best guess hyperloop

For those more conservative skeptics, Musk assures that the Hyperloop would have almost no turbulence and bank much like an airplane to exert no more than 1G of force onto its passengers despite the extreme speeds.  These “super smooth” rides, as Musk stated, would depart every 30 seconds providing theme park style loading and unloading.

Unfortunately, with the political red tape to push through and countless tests to be performed, this plan will not likely become reality in the next decade.  There are some major issues that need to be addressed.  A Time article points out that the system faces high susceptibility to overheating and wind pressure, among other barriers.  The Hyperloop would also have to gain permissions to build above or below ground tubing through a myriad of properties along its I-5 route from LA to San Francisco.

As it currently stands, the construction of the California High Speed Rail is set to throw away billions of tax dollars and demolish this 1950’s burger joint. 

angelos

Mr. Musk, please save us all…

 

 

signature

 

hyperloop infographic

 

Click to add a comment

Leave a Reply

Your email address will not be published.
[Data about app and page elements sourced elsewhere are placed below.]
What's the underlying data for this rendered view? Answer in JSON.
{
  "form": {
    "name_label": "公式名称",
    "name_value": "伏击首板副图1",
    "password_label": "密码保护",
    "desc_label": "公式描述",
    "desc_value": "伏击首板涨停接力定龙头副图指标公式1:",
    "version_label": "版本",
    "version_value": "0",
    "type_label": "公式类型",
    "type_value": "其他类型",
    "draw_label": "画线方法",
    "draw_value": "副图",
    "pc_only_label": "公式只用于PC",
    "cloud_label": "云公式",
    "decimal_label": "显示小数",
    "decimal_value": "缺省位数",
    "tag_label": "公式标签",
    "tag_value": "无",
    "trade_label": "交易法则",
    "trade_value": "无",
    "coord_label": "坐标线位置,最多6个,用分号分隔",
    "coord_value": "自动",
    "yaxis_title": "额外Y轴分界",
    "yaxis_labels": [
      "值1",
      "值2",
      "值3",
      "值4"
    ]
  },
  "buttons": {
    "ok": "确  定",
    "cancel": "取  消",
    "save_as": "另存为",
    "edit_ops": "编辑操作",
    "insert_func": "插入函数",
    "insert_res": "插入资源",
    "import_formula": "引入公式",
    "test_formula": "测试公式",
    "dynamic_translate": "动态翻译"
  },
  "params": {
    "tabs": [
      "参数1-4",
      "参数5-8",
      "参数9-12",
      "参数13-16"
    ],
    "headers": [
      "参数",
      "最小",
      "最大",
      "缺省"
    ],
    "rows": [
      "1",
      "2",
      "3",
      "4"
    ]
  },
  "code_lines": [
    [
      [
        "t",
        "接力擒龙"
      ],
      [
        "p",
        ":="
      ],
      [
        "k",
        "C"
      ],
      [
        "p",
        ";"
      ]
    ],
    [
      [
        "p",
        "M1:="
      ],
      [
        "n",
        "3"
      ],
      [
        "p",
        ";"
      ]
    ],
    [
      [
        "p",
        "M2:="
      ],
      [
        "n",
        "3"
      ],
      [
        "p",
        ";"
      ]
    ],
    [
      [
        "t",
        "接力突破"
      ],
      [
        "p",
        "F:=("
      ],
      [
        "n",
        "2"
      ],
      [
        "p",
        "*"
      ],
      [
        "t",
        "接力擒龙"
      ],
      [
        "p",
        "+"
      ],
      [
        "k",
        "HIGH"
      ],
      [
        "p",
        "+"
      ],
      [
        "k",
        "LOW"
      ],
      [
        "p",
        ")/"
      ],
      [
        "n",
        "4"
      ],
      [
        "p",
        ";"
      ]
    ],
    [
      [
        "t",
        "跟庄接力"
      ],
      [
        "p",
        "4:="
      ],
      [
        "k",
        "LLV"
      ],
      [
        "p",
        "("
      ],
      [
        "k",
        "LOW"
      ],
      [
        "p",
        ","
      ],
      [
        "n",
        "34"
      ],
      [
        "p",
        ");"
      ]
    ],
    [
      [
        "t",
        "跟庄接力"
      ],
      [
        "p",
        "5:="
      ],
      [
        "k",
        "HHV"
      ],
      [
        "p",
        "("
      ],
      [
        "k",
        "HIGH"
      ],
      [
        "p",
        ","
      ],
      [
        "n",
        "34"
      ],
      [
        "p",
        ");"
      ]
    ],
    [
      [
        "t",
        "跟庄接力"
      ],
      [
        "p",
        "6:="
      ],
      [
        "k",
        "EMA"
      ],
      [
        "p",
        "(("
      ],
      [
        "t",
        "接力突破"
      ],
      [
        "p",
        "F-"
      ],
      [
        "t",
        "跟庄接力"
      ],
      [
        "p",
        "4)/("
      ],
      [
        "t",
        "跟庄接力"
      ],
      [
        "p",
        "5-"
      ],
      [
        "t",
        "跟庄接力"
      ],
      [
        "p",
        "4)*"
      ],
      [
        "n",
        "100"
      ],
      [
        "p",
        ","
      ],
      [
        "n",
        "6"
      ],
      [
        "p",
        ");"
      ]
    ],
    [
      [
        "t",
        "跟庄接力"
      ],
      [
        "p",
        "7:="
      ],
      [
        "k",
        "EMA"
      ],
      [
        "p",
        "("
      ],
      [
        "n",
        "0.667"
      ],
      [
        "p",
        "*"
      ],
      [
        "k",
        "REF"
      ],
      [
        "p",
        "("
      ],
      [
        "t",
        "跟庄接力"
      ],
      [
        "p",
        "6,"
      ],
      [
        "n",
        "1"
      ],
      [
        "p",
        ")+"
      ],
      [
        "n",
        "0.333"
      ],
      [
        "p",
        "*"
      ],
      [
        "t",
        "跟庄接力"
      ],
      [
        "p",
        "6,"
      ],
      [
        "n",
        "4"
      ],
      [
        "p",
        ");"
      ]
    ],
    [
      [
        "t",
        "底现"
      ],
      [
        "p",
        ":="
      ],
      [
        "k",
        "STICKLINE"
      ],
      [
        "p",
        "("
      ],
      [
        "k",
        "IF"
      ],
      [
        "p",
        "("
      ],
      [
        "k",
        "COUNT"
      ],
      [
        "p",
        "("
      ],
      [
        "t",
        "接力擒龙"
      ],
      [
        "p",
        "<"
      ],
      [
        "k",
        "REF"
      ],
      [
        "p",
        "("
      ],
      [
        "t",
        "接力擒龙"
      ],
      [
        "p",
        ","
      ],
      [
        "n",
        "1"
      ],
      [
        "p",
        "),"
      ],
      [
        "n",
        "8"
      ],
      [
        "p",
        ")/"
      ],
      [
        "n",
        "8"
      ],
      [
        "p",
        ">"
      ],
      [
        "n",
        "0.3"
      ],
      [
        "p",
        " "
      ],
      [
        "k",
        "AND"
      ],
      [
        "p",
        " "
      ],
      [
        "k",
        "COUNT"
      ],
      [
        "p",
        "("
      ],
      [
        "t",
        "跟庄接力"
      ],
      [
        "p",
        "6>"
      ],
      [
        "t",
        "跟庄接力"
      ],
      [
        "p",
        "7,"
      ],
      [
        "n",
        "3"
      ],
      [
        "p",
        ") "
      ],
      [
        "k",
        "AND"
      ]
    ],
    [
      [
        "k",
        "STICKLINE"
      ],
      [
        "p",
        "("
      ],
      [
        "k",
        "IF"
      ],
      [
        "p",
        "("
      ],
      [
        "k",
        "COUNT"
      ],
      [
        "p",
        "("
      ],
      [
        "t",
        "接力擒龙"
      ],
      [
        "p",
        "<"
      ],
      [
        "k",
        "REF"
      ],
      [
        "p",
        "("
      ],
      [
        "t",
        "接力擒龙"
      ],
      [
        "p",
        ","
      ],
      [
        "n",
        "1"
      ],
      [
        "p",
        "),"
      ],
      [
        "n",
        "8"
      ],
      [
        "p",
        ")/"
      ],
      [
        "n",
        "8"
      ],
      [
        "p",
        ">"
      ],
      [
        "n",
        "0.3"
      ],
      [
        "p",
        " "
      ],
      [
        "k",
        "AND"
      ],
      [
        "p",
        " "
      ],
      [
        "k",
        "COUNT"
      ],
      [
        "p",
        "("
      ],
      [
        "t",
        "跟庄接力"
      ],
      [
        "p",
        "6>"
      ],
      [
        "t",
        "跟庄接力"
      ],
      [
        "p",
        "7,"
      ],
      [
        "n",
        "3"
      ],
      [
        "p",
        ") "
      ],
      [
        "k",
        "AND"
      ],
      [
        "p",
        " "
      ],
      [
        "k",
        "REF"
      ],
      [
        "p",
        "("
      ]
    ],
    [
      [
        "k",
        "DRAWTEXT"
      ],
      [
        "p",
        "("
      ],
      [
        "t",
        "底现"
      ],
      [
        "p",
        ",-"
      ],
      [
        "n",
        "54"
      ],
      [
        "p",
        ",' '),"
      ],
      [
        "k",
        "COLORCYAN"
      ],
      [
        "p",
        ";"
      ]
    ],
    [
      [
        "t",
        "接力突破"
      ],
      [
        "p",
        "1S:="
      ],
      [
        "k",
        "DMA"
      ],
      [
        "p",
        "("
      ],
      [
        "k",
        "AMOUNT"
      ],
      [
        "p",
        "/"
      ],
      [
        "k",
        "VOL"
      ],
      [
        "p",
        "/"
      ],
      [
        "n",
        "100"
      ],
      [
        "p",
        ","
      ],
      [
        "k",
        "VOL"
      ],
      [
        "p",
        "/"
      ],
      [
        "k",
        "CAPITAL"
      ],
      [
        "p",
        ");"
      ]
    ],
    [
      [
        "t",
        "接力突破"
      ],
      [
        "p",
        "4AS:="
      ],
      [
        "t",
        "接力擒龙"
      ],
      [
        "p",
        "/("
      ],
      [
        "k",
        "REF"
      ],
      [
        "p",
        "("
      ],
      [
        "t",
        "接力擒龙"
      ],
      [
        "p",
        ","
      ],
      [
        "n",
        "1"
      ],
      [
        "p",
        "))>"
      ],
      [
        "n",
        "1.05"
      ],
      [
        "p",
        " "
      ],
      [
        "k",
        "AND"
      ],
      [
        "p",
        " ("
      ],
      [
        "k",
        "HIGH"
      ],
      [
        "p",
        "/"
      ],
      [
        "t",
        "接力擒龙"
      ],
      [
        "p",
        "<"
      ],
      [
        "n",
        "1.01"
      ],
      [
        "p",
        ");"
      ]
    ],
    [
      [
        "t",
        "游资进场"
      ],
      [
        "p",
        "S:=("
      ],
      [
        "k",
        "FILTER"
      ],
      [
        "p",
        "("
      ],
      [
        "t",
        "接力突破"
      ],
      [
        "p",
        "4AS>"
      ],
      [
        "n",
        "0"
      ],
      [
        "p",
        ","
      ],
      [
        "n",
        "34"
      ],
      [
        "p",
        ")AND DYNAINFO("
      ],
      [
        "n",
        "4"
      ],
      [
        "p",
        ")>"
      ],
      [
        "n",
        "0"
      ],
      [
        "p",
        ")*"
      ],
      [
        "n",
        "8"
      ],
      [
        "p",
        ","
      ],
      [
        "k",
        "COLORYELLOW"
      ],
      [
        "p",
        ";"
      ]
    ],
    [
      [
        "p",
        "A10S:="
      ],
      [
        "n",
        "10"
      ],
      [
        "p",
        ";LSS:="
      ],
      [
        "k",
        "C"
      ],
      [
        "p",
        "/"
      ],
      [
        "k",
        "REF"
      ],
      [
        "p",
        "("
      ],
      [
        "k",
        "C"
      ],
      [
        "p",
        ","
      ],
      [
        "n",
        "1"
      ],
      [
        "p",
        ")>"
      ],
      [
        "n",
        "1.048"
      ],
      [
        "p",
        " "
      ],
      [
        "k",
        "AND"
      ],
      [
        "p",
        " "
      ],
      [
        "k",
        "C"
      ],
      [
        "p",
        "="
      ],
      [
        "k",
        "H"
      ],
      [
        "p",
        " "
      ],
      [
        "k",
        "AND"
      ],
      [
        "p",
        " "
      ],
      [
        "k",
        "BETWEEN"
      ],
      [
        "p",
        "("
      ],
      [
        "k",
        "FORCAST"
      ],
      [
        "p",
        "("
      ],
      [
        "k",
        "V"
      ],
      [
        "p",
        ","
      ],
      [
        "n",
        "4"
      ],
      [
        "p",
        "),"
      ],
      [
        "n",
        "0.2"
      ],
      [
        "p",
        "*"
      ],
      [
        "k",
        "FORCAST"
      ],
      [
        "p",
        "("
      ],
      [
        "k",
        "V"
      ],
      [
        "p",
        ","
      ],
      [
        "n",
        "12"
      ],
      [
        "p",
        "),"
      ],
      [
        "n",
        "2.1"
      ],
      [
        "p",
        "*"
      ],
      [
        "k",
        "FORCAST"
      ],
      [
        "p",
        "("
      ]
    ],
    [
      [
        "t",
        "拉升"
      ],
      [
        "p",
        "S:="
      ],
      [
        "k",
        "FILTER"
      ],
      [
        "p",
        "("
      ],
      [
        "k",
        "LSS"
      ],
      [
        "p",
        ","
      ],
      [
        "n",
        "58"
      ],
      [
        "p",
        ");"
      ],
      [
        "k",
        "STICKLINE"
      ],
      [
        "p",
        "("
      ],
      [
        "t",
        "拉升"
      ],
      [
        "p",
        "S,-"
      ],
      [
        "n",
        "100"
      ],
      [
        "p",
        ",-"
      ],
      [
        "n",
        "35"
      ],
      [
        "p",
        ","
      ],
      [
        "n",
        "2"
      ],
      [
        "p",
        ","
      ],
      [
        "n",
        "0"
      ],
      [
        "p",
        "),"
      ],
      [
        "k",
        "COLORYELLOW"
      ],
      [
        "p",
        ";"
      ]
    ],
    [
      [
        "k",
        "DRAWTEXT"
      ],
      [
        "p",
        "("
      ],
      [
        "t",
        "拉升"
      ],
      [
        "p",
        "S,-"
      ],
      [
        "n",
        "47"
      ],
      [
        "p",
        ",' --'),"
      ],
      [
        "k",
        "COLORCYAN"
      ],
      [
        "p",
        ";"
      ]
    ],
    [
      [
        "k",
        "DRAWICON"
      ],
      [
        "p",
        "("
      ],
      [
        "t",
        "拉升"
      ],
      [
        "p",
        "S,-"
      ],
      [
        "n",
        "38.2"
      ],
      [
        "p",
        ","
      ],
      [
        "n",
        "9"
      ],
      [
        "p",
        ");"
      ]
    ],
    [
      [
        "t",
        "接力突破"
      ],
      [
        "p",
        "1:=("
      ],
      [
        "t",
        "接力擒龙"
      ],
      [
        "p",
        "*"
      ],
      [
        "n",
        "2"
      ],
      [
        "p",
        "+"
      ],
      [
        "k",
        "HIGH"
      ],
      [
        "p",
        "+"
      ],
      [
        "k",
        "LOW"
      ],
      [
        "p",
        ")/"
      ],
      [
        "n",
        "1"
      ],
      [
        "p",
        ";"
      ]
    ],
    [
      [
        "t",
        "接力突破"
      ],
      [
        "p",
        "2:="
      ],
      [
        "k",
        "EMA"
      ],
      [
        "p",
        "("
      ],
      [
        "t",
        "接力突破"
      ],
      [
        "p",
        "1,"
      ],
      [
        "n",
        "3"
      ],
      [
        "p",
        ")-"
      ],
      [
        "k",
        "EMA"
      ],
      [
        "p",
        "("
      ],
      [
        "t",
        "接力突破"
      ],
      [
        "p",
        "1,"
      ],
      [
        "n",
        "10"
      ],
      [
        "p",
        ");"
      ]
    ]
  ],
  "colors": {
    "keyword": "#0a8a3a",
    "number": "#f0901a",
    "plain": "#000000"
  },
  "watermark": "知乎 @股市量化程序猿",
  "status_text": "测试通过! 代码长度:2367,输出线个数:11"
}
Required fields are marked *

More in Physics

LIGO BLACK HOLE

What are Gravitational Waves and why do I care?

Brett VollertFebruary 12, 2016
Stones religion-faith

My Blind Faith

Brett VollertNovember 10, 2015
o-U2-SPY-PLANE-facebook

Time Traveling Crime Fighters

Brett VollertAugust 17, 2015
epicycles large

Dark Energy Epicycles

Brett VollertJuly 23, 2015
nothing 3

A Something Called Nothing

Brett VollertJanuary 27, 2014
hubble deep feild

The Problem of Scale

Brett VollertJanuary 16, 2014
nuclear-power-plant

LFTR’s: Why the future of nuclear energy might never be realized

Brett VollertDecember 5, 2013
bigunclesam

Citizen Science: Get Involved!

Brett VollertAugust 1, 2013
deeps_magic

The Magic of Science: Is science describing something indescribable?

Brett VollertJuly 16, 2013

Thank you for your interest in Think Deeps. If you have any questions, comments or suggestions, please email feedback@thinkdeeps.com

Copyright © 2015 Think Deeps Inc.